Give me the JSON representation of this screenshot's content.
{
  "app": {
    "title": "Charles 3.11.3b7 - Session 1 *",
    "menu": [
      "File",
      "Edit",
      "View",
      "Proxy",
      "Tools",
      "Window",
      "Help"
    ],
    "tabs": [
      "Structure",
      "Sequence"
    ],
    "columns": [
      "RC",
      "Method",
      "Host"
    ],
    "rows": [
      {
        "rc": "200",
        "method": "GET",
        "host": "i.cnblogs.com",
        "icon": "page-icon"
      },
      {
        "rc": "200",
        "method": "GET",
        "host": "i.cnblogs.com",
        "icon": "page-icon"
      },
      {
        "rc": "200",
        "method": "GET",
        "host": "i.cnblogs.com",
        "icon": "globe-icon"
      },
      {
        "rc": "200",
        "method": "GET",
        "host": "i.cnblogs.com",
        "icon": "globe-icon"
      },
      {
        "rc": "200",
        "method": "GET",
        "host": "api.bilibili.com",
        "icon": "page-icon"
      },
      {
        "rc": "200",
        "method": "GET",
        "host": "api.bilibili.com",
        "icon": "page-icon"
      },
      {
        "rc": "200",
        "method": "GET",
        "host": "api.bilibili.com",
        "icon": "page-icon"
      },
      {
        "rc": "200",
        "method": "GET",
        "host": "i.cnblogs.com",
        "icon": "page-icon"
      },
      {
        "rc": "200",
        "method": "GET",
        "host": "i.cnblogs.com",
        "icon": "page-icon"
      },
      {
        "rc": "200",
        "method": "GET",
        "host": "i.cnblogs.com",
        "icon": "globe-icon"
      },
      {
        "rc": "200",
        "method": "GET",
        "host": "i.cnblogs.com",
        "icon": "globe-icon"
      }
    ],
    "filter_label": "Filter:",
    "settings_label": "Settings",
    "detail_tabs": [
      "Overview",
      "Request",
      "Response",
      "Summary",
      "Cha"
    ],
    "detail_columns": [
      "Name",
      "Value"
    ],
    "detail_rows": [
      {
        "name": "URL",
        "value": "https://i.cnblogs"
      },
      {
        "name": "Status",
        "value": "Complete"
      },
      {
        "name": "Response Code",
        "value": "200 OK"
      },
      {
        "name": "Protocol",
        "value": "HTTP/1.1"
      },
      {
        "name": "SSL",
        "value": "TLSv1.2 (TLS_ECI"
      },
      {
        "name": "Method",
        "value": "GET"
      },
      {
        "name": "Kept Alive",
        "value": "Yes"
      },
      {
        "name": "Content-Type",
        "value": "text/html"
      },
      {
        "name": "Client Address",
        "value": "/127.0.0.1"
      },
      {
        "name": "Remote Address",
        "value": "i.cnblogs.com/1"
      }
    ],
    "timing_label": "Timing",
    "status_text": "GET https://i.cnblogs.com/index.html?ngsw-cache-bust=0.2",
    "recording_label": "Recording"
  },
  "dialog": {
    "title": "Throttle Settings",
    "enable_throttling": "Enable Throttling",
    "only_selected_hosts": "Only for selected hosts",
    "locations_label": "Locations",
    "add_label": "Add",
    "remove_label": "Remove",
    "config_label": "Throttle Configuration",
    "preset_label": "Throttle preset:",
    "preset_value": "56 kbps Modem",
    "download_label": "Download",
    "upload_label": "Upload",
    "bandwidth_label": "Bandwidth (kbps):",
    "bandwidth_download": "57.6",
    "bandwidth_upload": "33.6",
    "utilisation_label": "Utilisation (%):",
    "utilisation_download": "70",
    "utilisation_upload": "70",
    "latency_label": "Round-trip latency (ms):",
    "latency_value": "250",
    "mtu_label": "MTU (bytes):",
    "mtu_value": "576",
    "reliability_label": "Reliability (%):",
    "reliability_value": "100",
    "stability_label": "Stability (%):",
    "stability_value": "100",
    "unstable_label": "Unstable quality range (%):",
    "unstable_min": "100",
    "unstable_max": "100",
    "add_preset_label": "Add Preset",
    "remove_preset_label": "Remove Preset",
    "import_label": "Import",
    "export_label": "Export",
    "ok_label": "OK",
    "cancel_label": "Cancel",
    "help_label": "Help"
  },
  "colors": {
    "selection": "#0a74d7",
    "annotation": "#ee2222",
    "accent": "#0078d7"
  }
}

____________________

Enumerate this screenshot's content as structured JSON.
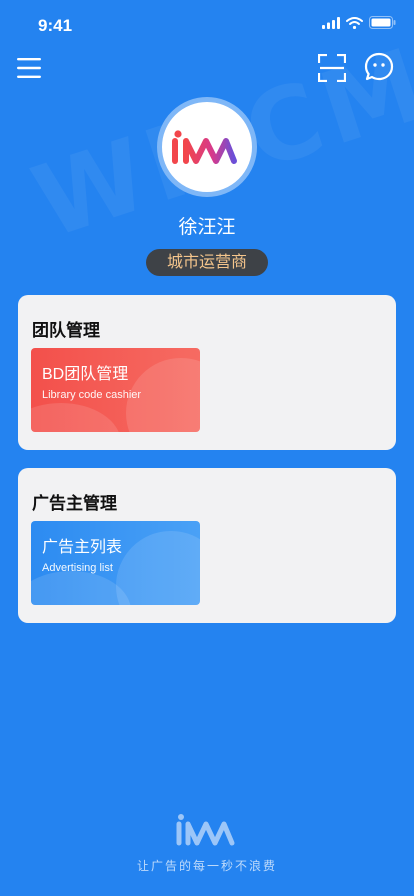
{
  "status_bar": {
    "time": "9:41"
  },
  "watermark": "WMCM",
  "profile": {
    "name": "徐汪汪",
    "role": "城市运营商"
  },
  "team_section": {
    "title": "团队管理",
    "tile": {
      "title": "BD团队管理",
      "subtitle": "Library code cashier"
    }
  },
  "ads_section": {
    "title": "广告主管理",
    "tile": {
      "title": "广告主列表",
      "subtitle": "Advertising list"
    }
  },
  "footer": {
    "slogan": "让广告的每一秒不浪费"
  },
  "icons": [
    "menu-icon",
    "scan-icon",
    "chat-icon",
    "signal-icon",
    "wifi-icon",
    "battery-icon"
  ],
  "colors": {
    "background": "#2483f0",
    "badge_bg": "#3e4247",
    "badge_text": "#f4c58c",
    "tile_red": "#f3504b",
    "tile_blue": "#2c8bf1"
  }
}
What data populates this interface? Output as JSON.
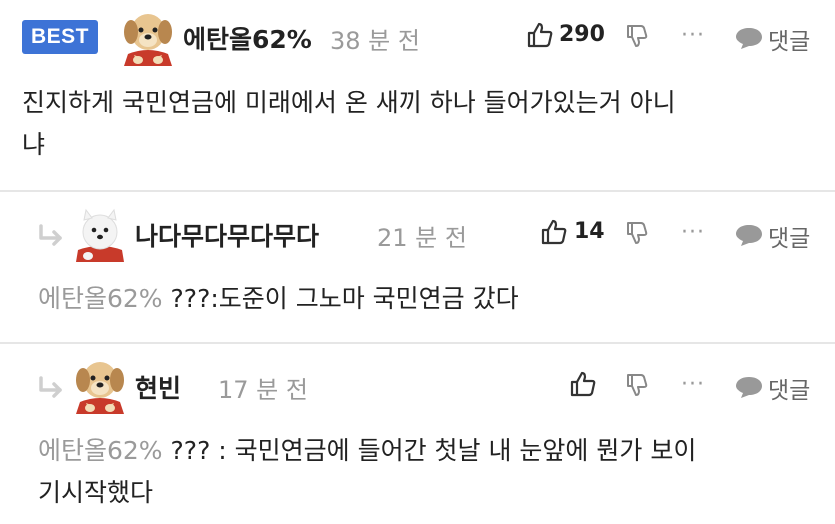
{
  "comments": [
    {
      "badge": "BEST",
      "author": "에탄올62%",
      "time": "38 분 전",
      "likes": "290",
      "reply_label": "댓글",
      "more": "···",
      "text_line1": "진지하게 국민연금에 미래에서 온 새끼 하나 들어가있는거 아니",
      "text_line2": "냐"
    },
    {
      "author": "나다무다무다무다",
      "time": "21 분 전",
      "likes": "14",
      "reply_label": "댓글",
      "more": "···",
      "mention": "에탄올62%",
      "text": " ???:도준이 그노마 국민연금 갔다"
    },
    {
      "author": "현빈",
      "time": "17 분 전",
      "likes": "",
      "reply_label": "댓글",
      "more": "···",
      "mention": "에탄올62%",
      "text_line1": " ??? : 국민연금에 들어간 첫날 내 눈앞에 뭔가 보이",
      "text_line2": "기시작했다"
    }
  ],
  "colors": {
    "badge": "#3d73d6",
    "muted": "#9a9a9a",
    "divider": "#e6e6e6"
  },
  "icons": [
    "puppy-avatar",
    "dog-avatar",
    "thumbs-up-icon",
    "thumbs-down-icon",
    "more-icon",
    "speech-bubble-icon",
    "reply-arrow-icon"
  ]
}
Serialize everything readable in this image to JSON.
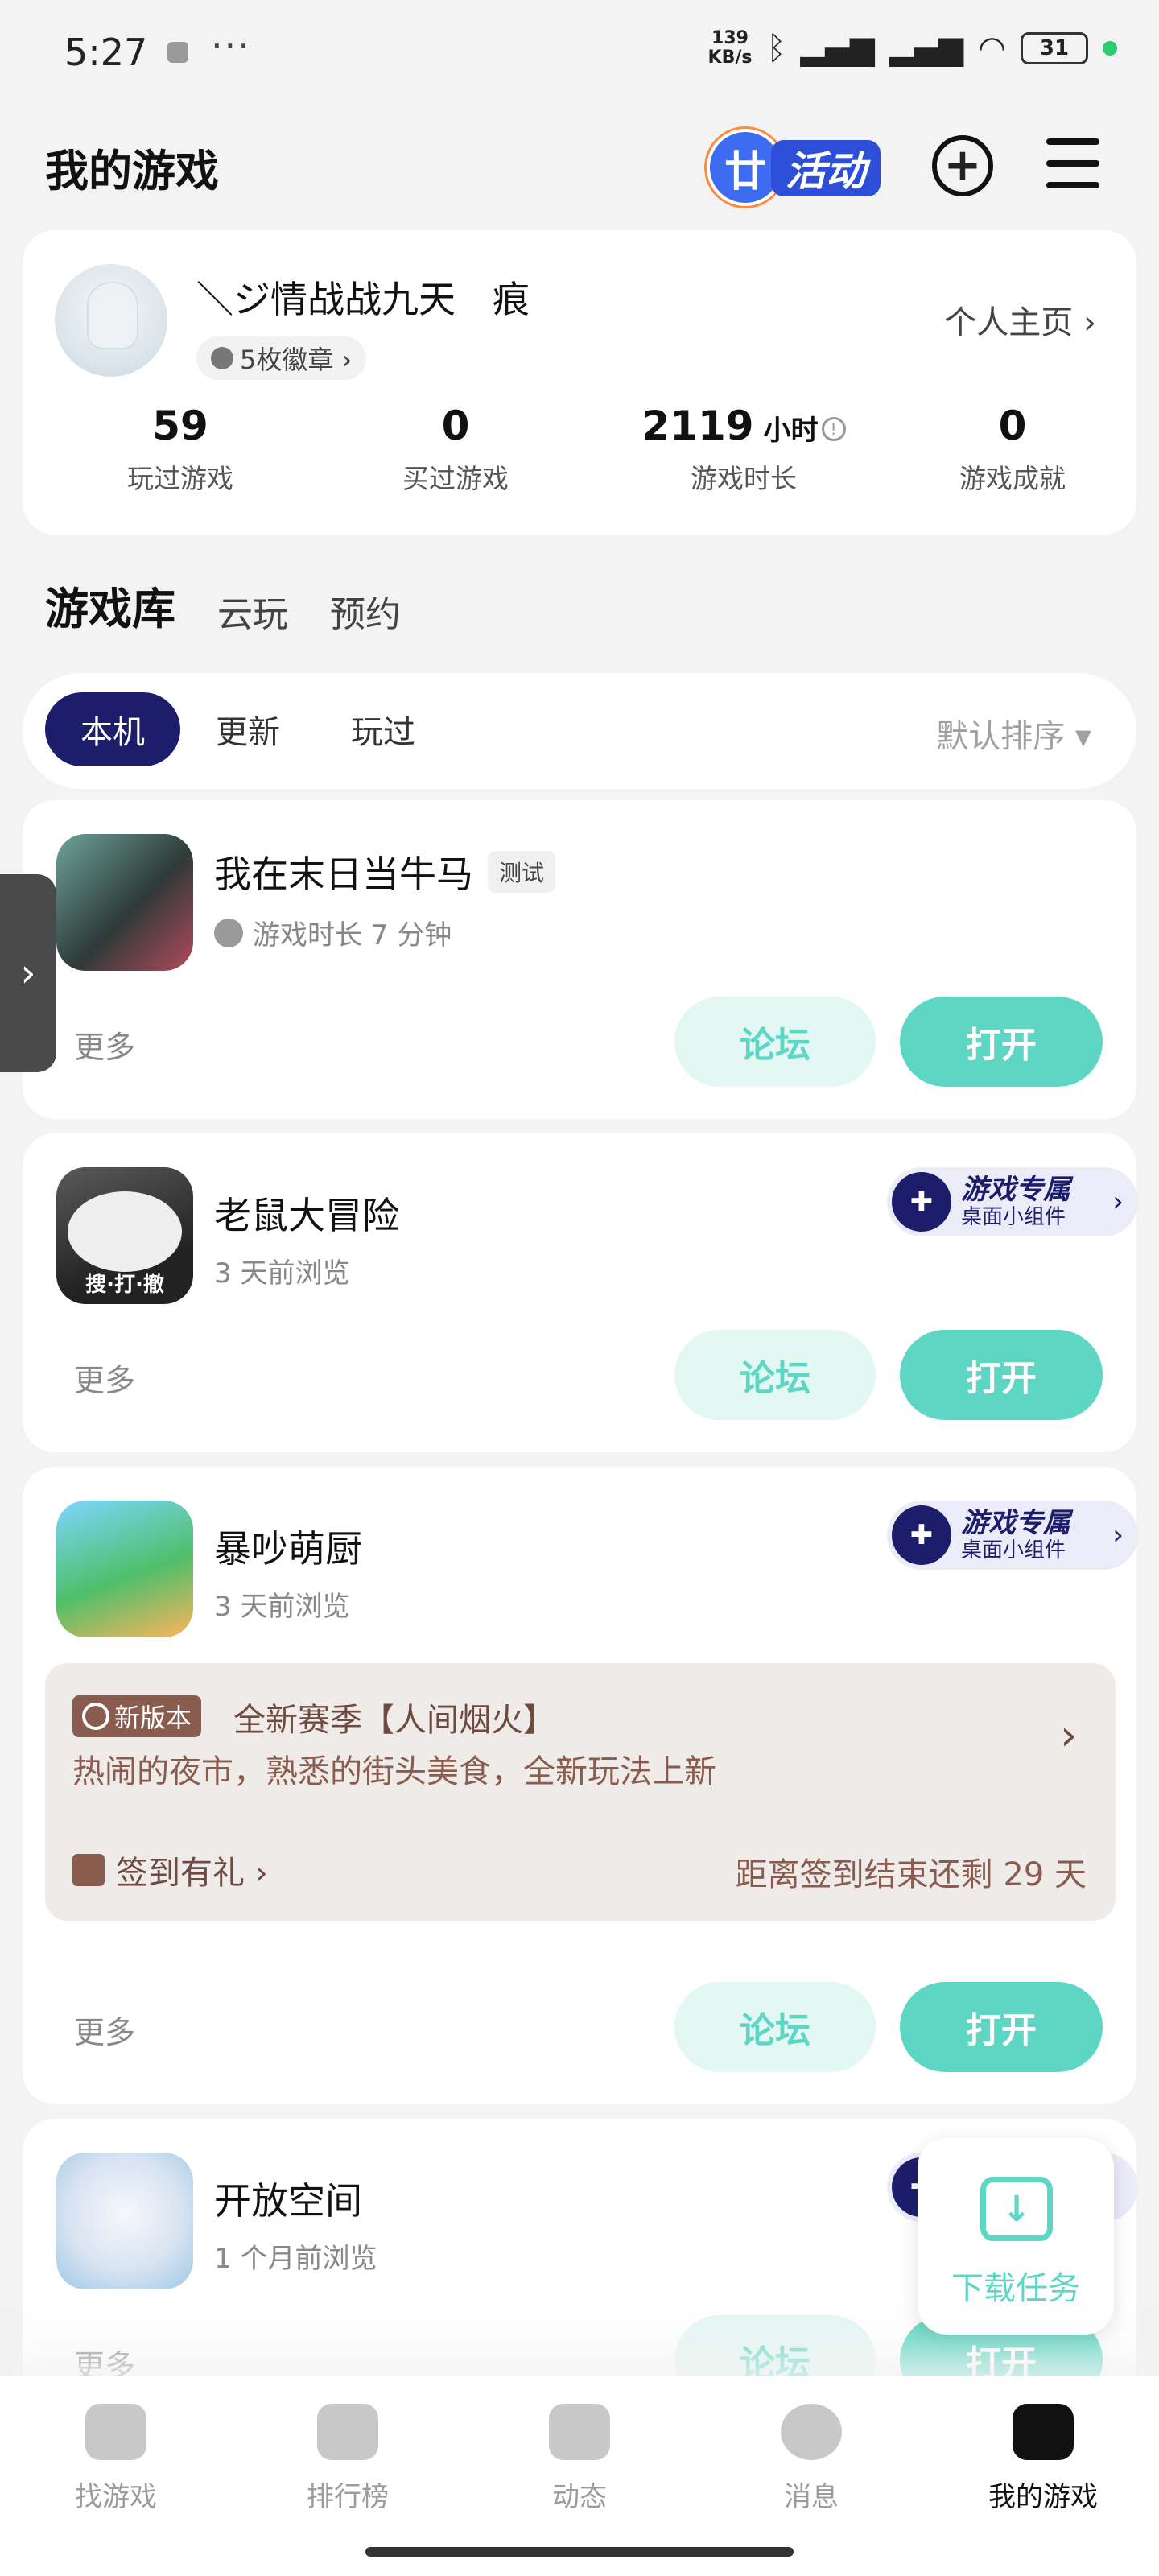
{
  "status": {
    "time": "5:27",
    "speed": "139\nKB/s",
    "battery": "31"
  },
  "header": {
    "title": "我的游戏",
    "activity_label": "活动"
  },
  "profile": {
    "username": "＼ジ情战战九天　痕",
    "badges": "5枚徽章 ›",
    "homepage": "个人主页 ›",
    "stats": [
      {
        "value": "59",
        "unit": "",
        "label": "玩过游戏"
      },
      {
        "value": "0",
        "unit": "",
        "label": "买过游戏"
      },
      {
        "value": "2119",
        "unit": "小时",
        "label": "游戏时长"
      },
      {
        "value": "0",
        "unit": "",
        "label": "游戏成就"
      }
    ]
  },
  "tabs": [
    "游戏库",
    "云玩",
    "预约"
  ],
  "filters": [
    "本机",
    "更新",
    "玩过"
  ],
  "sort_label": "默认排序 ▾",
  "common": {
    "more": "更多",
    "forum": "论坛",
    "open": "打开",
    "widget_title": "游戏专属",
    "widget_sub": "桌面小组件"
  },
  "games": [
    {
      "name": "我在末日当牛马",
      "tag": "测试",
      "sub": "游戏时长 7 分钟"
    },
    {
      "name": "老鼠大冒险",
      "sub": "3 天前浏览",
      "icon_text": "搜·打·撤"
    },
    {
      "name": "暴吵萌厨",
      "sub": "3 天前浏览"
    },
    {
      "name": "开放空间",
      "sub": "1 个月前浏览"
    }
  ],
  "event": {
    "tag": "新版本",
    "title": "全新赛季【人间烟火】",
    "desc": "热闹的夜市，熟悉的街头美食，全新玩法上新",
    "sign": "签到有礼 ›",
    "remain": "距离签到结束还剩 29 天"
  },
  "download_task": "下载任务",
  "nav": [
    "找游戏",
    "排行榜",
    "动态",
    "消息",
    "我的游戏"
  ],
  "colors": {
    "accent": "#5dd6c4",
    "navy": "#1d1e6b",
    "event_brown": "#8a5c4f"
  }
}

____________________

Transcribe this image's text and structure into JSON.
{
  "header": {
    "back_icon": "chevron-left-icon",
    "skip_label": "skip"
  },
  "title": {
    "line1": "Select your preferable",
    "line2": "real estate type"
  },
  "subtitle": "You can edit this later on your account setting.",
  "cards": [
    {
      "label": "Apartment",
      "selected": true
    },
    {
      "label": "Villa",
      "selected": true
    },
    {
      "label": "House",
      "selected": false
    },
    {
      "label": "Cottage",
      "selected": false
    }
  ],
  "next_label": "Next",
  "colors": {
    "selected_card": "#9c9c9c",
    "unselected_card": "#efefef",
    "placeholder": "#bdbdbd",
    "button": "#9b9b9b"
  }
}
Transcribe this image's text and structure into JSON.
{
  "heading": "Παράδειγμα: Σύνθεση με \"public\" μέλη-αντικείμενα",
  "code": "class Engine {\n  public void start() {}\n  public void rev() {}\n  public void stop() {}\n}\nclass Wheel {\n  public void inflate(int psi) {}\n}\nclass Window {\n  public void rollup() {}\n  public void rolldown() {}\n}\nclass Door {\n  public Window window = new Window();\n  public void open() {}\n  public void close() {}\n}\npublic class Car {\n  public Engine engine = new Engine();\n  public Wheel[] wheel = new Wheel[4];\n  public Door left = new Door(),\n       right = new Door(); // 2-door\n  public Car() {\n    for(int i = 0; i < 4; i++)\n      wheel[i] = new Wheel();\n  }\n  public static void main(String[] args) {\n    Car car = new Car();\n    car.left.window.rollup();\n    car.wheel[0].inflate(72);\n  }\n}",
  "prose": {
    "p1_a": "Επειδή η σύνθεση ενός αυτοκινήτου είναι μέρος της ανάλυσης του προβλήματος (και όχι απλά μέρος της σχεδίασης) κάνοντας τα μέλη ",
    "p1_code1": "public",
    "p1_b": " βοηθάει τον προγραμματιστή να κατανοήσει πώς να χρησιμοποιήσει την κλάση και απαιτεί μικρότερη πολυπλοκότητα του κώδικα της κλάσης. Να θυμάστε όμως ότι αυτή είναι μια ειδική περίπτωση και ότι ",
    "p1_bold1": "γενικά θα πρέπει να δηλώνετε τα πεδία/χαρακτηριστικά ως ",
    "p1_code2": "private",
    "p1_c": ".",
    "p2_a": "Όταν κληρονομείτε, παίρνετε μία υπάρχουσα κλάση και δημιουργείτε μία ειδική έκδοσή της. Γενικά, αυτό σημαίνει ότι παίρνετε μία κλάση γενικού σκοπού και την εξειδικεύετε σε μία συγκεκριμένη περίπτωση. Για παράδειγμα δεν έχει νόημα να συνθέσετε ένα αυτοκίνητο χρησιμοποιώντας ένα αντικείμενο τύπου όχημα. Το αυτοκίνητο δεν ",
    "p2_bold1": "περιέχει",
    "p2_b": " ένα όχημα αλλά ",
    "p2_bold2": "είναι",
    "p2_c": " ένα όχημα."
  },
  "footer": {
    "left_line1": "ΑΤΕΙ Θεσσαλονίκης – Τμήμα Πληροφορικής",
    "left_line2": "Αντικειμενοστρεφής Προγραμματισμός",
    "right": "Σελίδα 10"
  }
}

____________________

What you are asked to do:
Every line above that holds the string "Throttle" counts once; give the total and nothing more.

Exercise response:
3